Copy each of the records exactly; leave nothing out.
╭─ Given data
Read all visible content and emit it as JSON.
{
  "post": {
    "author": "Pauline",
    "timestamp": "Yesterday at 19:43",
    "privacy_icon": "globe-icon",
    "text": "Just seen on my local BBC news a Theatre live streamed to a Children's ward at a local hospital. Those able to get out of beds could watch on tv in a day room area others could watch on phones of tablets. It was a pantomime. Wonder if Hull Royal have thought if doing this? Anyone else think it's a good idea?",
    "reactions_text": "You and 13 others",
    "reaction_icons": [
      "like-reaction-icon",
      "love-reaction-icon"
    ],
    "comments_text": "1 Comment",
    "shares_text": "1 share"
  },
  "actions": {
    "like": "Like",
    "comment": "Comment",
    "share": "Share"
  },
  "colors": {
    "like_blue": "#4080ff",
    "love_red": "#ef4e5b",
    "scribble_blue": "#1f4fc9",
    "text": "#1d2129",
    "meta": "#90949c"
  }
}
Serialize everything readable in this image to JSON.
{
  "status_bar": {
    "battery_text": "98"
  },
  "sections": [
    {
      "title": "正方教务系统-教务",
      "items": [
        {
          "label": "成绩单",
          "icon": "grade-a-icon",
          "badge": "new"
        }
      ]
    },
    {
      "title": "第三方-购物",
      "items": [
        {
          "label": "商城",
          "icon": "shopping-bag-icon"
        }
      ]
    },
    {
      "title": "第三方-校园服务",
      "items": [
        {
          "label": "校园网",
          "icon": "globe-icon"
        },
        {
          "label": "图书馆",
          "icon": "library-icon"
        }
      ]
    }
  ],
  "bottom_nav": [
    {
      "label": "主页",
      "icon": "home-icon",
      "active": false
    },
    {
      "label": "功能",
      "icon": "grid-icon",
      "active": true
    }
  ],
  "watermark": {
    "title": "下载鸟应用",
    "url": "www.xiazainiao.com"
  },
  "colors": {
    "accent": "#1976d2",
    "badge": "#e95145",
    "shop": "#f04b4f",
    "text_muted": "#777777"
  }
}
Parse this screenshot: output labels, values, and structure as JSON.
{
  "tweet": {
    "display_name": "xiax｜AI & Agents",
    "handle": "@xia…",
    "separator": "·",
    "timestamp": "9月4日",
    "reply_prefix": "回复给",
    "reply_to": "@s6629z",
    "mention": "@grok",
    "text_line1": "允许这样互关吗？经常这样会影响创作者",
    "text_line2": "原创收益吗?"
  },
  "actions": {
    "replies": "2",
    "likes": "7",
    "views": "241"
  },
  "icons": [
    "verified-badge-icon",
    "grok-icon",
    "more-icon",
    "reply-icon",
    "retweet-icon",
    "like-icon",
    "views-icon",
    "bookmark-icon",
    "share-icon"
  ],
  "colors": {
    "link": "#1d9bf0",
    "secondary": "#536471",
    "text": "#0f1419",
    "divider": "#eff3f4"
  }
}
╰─
Answer section:
Read all visible content and emit it as JSON.
{
  "post": {
    "author": "Pauline",
    "timestamp": "Yesterday at 19:43",
    "privacy_icon": "globe-icon",
    "text": "Just seen on my local BBC news a Theatre live streamed to a Children's ward at a local hospital. Those able to get out of beds could watch on tv in a day room area others could watch on phones of tablets. It was a pantomime. Wonder if Hull Royal have thought if doing this? Anyone else think it's a good idea?",
    "reactions_text": "You and 13 others",
    "reaction_icons": [
      "like-reaction-icon",
      "love-reaction-icon"
    ],
    "comments_text": "1 Comment",
    "shares_text": "1 share"
  },
  "actions": {
    "like": "Like",
    "comment": "Comment",
    "share": "Share"
  },
  "colors": {
    "like_blue": "#4080ff",
    "love_red": "#ef4e5b",
    "scribble_blue": "#1f4fc9",
    "text": "#1d2129",
    "meta": "#90949c"
  }
}
Serialize everything readable in this image to JSON.
{
  "status_bar": {
    "battery_text": "98"
  },
  "sections": [
    {
      "title": "正方教务系统-教务",
      "items": [
        {
          "label": "成绩单",
          "icon": "grade-a-icon",
          "badge": "new"
        }
      ]
    },
    {
      "title": "第三方-购物",
      "items": [
        {
          "label": "商城",
          "icon": "shopping-bag-icon"
        }
      ]
    },
    {
      "title": "第三方-校园服务",
      "items": [
        {
          "label": "校园网",
          "icon": "globe-icon"
        },
        {
          "label": "图书馆",
          "icon": "library-icon"
        }
      ]
    }
  ],
  "bottom_nav": [
    {
      "label": "主页",
      "icon": "home-icon",
      "active": false
    },
    {
      "label": "功能",
      "icon": "grid-icon",
      "active": true
    }
  ],
  "watermark": {
    "title": "下载鸟应用",
    "url": "www.xiazainiao.com"
  },
  "colors": {
    "accent": "#1976d2",
    "badge": "#e95145",
    "shop": "#f04b4f",
    "text_muted": "#777777"
  }
}
Parse this screenshot: output labels, values, and structure as JSON.
{
  "tweet": {
    "display_name": "xiax｜AI & Agents",
    "handle": "@xia…",
    "separator": "·",
    "timestamp": "9月4日",
    "reply_prefix": "回复给",
    "reply_to": "@s6629z",
    "mention": "@grok",
    "text_line1": "允许这样互关吗？经常这样会影响创作者",
    "text_line2": "原创收益吗?"
  },
  "actions": {
    "replies": "2",
    "likes": "7",
    "views": "241"
  },
  "icons": [
    "verified-badge-icon",
    "grok-icon",
    "more-icon",
    "reply-icon",
    "retweet-icon",
    "like-icon",
    "views-icon",
    "bookmark-icon",
    "share-icon"
  ],
  "colors": {
    "link": "#1d9bf0",
    "secondary": "#536471",
    "text": "#0f1419",
    "divider": "#eff3f4"
  }
}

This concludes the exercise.